Juvenile Violence Research Studies
In 1992, Congress directed OJJDP to conduct a study of the incidence of violence committed by or against juveniles in urban and rural areas in the United States. The goals were to identify characteristics and patterns of at-risk juveniles and factors that contribute to violence committed by or against juveniles; to determine the accessibility of firearms and the use of firearms by or against juveniles; to determine the conditions associated with an increase in violence committed by or against juveniles; and to develop recommendations for prevention and control of juvenile violence.
To accomplish this task, OJJDP funded four new violence studies:
OJJDP also continued funding three coordinated longitudinal projects, known collectively as the Program of Research on the Causes and Correlates of Delinquency. The findings of these seven studies are summarized in Report to Congress on Juvenile Violence Research.6

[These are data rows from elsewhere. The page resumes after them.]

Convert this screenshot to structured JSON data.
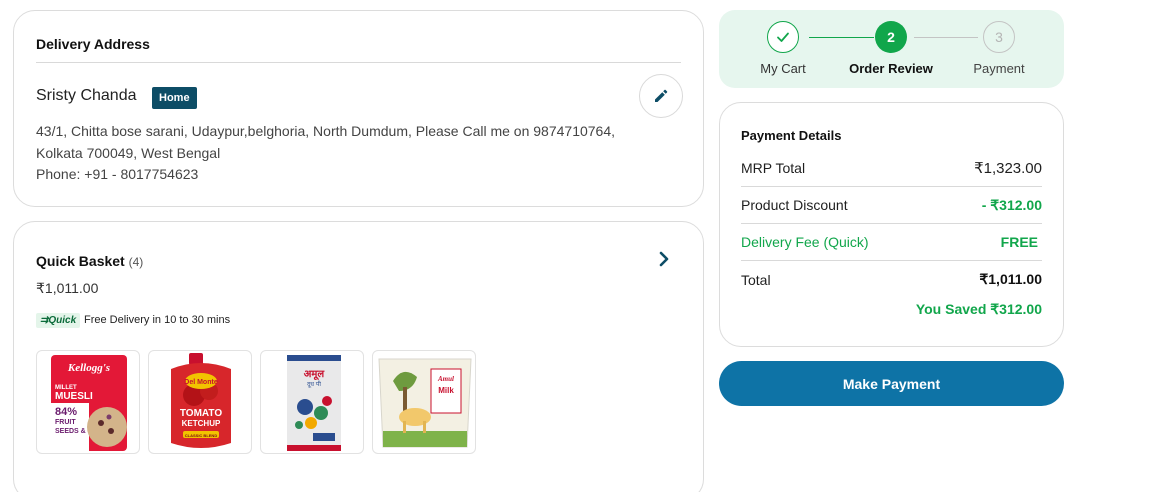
{
  "colors": {
    "brand_blue": "#0e73a6",
    "success_green": "#11a64b",
    "stepper_bg": "#e6f6ee",
    "badge_bg": "#0d4d66"
  },
  "delivery": {
    "heading": "Delivery Address",
    "name": "Sristy Chanda",
    "tag": "Home",
    "address_line1": "43/1, Chitta bose sarani, Udaypur,belghoria, North Dumdum, Please Call me on 9874710764,",
    "address_line2": "Kolkata 700049, West Bengal",
    "phone": "Phone: +91 - 8017754623",
    "edit_icon": "pencil-icon"
  },
  "basket": {
    "title": "Quick Basket",
    "count": "(4)",
    "amount": "₹1,011.00",
    "quick_tag": "Quick",
    "delivery_message": "Free Delivery in 10 to 30 mins",
    "expand_icon": "chevron-right-icon",
    "products": [
      {
        "name": "Kellogg's Millet Muesli",
        "brand": "Kellogg's",
        "line1": "MILLET",
        "line2": "MUESLI",
        "line3": "84%",
        "line4": "FRUIT",
        "line5": "SEEDS &"
      },
      {
        "name": "Del Monte Tomato Ketchup",
        "brand": "Del Monte",
        "line1": "TOMATO",
        "line2": "KETCHUP",
        "line3": "CLASSIC BLEND"
      },
      {
        "name": "Amul Milk Powder",
        "brand": "अमूल",
        "line1": "दूध पी"
      },
      {
        "name": "Amul Milk Pouch",
        "brand": "Amul",
        "line1": "Milk"
      }
    ]
  },
  "stepper": {
    "steps": [
      {
        "label": "My Cart",
        "number": "✓",
        "state": "done"
      },
      {
        "label": "Order Review",
        "number": "2",
        "state": "active"
      },
      {
        "label": "Payment",
        "number": "3",
        "state": "pending"
      }
    ]
  },
  "payment": {
    "heading": "Payment Details",
    "rows": [
      {
        "label": "MRP Total",
        "value": "₹1,323.00"
      },
      {
        "label": "Product Discount",
        "value": "- ₹312.00"
      },
      {
        "label": "Delivery Fee (Quick)",
        "value": "FREE"
      },
      {
        "label": "Total",
        "value": "₹1,011.00"
      }
    ],
    "saved": "You Saved ₹312.00",
    "button_label": "Make Payment"
  }
}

- Studies of Violence Committed By or Against Juveniles in Washington, DC (Institute for Law and Justice, The Urban Institute, and LINC).
- Juvenile Violence in Los Angeles (Social Sciences Research Institute at the University of Southern California).
- Violence Among Rural Youth (Institute for Families in Society at the University of South Carolina).
- The Milwaukee Homicide Study (University of Wisconsin-Milwaukee).
Report to Congress on Juvenile Violence Research |
Report highlights include the following:
The overriding message from these studies is that a balanced and comprehensive approach is needed in addressing the problem of juvenile violence. Communities must work with the juvenile justice system to prevent the development of violent behavior and to intervene with violent youth in effective ways. Using precisely this concept, OJJDP's Guide for Implementing the Comprehensive Strategy for Serious, Violent, and Chronic Juvenile Offenders1 provides a framework for strategic responses at the community, city, State, and national levels designed to target the problem of juvenile violence.
- Although juvenile violence is committed primarily by males, females appear to be getting more involved in violent behavior.
- Many violent juvenile offenders live in impoverished neighborhoods, although the majority of youth who live in these communities are not involved in serious delinquency.
- Several studies found that patterns of juvenile violence are inconsistent across cities. Contrary to findings from other studies that most juvenile violent crime takes place after school, juvenile homicides in Los Angeles occurred more often late at night and in public places and frequently involved gang members.
- In Washington, D.C., victimization patterns differed throughout the year. During the summer, juveniles were most vulnerable to crime after 11 p.m., whereas during the school year, the most vulnerable period was between 3 and 5 p.m.
- Although the majority of youth in high-risk neighborhoods are not involved in gangs, the Los Angeles survey found that 36 percent reported pressure on neighborhood youth to join gangs. Those who had been gang members at some time reported becoming full members at age 13.
For a copy of the Report to Congress, call the Juvenile Justice Clearinghouse at 800-638-8736.
1J.C. Howell, ed., 1995, Guide for Implementing the Comprehensive Strategy for Serious, Violent, and Chronic Juvenile Offenders, Washington, DC: U.S. Department of Justice, Office of Justice Programs, Office of Juvenile Justice and Delinquency Prevention.
6Office of Juvenile Justice and Delinquency Prevention, 1999, Report to Congress on Juvenile Violence Research, Washington, DC: U.S. Department of Justice, Office of Justice Programs, Office of Juvenile Justice and Delinquency Prevention.
|OJJDP Research: Making a Difference for Juveniles